◆ **YOUR GOAL**
Which lines in the records below mention the word "cloud"? Copy each one out.

◆ **INPUT MATERIAL**
§

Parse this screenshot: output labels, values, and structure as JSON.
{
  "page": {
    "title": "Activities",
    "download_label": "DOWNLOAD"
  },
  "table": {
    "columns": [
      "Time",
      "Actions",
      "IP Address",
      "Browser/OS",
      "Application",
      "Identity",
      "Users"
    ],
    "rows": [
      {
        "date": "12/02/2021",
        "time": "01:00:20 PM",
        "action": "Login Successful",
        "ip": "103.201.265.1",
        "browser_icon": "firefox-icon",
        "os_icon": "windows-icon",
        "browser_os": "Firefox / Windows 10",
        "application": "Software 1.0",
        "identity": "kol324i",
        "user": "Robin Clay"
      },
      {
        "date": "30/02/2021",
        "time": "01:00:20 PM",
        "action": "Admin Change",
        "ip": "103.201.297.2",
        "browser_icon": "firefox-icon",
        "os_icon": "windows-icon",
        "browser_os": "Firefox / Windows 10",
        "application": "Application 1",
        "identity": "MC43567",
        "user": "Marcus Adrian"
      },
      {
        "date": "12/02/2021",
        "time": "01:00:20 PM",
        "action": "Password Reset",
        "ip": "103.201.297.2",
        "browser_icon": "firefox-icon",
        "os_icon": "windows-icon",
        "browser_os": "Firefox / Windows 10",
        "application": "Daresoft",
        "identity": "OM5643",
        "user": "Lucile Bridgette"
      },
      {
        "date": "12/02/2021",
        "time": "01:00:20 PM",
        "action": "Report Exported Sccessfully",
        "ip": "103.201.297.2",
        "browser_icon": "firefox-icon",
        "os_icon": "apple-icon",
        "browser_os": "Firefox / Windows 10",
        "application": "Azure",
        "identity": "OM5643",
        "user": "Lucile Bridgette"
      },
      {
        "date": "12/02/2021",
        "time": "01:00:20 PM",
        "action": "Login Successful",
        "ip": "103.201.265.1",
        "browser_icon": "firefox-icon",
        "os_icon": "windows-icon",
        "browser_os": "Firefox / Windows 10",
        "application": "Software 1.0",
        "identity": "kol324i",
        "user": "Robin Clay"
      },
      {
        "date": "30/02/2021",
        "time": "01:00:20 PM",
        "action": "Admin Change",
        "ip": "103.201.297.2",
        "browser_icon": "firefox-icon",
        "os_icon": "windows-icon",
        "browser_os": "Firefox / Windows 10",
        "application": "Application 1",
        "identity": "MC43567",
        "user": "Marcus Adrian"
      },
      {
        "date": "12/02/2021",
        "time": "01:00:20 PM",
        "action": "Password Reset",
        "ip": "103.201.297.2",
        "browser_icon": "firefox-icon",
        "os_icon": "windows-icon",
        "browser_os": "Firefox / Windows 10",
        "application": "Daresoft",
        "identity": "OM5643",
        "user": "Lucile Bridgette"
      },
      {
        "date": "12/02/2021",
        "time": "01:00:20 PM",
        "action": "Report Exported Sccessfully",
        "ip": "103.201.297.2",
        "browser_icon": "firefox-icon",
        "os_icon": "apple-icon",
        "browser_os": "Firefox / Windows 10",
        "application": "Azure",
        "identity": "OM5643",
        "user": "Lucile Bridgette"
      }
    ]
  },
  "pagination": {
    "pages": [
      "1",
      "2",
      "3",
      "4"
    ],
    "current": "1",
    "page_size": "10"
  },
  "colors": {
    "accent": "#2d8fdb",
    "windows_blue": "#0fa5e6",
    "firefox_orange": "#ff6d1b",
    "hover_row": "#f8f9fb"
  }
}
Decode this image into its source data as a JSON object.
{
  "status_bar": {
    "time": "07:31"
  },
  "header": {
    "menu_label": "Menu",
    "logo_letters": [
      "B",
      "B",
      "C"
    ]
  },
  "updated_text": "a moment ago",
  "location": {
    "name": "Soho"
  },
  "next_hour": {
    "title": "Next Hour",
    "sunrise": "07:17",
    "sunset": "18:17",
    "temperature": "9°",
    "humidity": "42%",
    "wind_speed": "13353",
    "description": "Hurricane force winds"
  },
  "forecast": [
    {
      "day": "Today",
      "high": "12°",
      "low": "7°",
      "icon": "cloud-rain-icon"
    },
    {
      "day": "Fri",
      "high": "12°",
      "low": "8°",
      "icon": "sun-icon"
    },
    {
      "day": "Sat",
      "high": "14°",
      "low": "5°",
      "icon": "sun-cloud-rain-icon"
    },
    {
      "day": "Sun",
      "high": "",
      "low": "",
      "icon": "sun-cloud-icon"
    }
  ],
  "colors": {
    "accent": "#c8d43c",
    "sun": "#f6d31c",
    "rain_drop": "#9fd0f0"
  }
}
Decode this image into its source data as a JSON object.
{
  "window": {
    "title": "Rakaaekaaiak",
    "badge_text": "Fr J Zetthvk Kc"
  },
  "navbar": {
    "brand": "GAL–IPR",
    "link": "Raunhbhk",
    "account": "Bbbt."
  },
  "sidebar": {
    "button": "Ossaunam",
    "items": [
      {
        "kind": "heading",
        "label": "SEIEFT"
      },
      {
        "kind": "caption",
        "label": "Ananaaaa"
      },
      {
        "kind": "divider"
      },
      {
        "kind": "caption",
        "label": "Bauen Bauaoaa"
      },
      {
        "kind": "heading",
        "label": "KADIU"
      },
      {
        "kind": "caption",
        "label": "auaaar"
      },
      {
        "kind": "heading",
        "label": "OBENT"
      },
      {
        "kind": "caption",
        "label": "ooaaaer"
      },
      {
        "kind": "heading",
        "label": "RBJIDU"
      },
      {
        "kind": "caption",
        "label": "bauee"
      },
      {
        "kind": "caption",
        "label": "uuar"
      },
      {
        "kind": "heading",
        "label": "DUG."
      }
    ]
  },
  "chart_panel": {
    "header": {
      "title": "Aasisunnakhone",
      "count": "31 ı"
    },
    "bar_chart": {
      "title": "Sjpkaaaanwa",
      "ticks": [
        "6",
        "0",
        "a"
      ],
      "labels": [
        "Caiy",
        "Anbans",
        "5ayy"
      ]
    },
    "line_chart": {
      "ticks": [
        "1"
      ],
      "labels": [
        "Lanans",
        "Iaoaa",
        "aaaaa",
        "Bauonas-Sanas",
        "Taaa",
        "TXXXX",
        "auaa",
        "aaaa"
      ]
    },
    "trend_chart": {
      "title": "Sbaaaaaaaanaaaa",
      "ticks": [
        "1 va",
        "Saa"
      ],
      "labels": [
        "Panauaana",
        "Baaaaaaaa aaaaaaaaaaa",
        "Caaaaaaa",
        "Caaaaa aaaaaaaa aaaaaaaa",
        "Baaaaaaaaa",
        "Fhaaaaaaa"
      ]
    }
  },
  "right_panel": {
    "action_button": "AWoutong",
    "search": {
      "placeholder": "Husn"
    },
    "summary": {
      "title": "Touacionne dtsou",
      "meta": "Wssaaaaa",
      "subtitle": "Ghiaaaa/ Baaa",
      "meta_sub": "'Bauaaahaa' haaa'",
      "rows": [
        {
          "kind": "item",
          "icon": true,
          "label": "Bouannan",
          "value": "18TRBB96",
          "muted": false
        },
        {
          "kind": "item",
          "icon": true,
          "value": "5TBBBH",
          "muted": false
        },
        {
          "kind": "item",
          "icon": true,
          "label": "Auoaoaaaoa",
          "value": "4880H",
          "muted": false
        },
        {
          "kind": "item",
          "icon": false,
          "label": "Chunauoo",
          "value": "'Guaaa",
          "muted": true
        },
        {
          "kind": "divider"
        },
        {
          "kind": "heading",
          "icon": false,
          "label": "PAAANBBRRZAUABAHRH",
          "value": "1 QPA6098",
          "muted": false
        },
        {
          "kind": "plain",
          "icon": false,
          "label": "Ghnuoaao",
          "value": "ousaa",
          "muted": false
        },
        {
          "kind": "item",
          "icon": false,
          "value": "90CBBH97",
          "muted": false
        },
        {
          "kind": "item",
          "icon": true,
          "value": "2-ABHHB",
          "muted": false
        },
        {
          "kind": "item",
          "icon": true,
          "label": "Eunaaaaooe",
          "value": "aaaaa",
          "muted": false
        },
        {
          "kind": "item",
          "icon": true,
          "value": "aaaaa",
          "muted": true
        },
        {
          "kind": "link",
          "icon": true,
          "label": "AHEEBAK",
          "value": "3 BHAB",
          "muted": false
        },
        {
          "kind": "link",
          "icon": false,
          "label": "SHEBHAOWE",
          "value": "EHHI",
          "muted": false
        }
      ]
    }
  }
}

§

◆ **THE COMPLETED TASK**
      "icon": "cloud-rain-icon"
      "icon": "sun-cloud-rain-icon"
      "icon": "sun-cloud-icon"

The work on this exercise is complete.